My name is Emma Wardall, and I’m a Digital Marketing Consultant. Basically that means that I am like the proud mum of your business – you continue to do what you do best, and I try to find every person I can to tell them about how amazing you are!

Starting with a little bit about my history – I’ve worked in Marketing for 12 years, in a wide variety of industries including; investment banking, convenience stores, and local government. Until last year I managed the Marketing Department of Farleigh Hospice, and working there made me realise that I wanted to continue doing marketing for good causes and so decided to set up freelance to help small businesses and charities who can’t afford to pay agencies fees or employ someone.

While working freelance, what I’ve found is that most people who are starting a business feel like they need to know everything and, just in case no-one has told you yet, it’s not possible!

And it turns out that the work other people can’t (or don’t want to) do is the stuff I love! And the great thing is, it’s a wide variety of work! In a typical week, I’ll:

  • Help businesses get noticed on Google
  • Publish press releases
  • Create advertising campaigns

And most recently, my favourite pieces of work include:

  • Ghost-writing a blog piece about living with Alopecia (I have a lot of hair… I definitely don’t have Alopecia)
  • Building an epic website for all of you lovely networkers


  • Planning a series of training events!

Training events

I have to say, as much as I’m looking forward to launching the Enterprise Networking website, I’m really excited about the training events!

The reason behind the training events is that I’ve realised that loads of people are looking for help with social media, but can’t afford the usual £200 to £400 it would cost them to attend a training session.

So, I’ve convinced a client to let me use one of their computer rooms so the sessions can be really hands-on, instead of listening to me talk and then forgetting everything I said when you get home. And, because I’m aiming the sessions at small business and charities, I’m keeping the costs as low as I can without bankrupting myself.

The sessions are looking to be held around once a month, and they’re going to be on a range of subjects such as:

  • Which social media platforms to use (and why sometimes one is enough)
  • In-depth tutorials on using each of the social media platforms
  • Using social media for recruitment
  • GDPR compliance on social media
  • Protecting your personal security online

As I said, I’m still in the process of planning these training sessions so if you’d like to attend, please email me and I’ll let you know when the events are launched.

In the meantime, I’ll give you a quick taster of one of the sessions – namely, choosing the right social media platform for you.

So, the top 4 platforms for social media are:

  • Facebook
  • Twitter
  • Instagram
  • LinkedIn

Although there are others that may be suitable for you depending on your industry and target audience.

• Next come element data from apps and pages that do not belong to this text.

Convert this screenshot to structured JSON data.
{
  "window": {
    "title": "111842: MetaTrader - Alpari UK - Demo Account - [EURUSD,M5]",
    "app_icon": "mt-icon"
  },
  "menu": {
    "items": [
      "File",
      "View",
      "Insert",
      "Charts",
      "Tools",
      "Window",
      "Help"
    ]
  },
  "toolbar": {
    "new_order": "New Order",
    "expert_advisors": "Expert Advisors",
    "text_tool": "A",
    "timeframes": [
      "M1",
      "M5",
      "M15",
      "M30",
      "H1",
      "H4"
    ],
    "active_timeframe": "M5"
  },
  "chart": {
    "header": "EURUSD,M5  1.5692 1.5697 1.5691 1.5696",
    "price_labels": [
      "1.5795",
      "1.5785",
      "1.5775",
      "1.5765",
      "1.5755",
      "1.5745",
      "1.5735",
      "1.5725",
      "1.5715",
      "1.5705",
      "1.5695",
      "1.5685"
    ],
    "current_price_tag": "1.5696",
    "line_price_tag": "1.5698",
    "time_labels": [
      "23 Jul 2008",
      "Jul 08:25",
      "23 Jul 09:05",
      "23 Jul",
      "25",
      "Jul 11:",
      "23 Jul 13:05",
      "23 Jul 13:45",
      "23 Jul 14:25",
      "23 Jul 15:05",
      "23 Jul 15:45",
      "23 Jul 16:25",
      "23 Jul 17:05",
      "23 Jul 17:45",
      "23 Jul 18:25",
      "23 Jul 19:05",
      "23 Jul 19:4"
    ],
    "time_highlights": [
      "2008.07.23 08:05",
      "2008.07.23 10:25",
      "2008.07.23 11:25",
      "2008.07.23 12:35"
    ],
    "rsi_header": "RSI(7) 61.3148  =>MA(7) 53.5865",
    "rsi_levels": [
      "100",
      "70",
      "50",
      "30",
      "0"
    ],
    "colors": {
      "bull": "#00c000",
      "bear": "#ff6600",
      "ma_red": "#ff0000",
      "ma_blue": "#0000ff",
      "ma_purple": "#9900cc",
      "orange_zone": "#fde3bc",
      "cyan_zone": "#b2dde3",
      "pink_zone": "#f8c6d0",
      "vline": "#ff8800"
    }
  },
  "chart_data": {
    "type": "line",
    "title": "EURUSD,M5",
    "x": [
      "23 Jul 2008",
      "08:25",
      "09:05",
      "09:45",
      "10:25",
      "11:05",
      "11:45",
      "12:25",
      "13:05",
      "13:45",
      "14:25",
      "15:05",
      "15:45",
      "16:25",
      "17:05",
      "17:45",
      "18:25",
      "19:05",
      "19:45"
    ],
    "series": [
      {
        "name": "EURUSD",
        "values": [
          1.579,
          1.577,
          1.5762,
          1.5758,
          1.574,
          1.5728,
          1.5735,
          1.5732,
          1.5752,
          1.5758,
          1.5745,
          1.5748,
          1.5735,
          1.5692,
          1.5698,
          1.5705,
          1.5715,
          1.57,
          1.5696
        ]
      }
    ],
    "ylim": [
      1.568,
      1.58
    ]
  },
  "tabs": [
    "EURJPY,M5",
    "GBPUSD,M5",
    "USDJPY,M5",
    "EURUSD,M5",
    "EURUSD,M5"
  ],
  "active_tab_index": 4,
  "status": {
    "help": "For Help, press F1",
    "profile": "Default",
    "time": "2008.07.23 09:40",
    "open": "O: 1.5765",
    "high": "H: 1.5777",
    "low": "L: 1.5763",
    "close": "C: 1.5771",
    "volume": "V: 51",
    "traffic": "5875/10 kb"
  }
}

Starting with Twitter – or the “less is more” platform. Pros of this platform from a user perspective are that it’s a fairly clean layout, you can connect to businesses and celebrities, and it’s always the first place for news to break. Cons from a business perspective are that there aren’t as many advertising opportunities, most users only connect to your business when they want to make a complaint (unless you’re absolutely killing it), and the speed of posts appearing mean that yours get pushed down the timeline alarmingly fast. My general suggestion for Twitter is to use it as a person representing your business, as opposed to actually being a business page. The reason for this is that you can join in some great conversations with potential consumers and at industry events, and the engagements you get are more likely to be rewarding and will help you to learn about your target audience.


Next onto Instagram – or the “look at me” platform. It’s the newest of the big 4, and some businesses struggle to see how it can be useful for them since it’s image-based. So, Instagram is amazing if you want to connect with a younger audience (say 18 to 30 year olds) and if you have really visual work you can show off, like home renovations or personal training. If your work is more text-based or has confidentiality issues, then this probably isn’t the best platform for you.


LinkedIn – or the “who you know” platform. This one is great for networking and business connections, particularly if you’re in recruitment, but users have complained when people use it too informally (probably the same people who complain when someone brings a puppy to the office). If you’re in a business to business industry, then this one is great, but otherwise it can be a little limited.


I’ve deliberately left Facebook till last, and the reason being that it’s my personal favourite. It’s had some bad publicity lately, but I still find it to be the most user-friendly and the one with the best return on advertising investment. It’s kind of the opposite to LinkedIn – if you’re looking to connect with other businesses, then this may not be ideal for you, but if you deal directly with consumers or want to get your brand noticed then I really can’t recommend it more (unless they start paying me, in which case I’ll wear a Facebook hat for all future meetings).

Contact me

If you have any questions, or want to learn more about using social media for business, please grab me for a 1-1 at a future meeting or email me!

Emma Wardall

Chelmsford Web Studio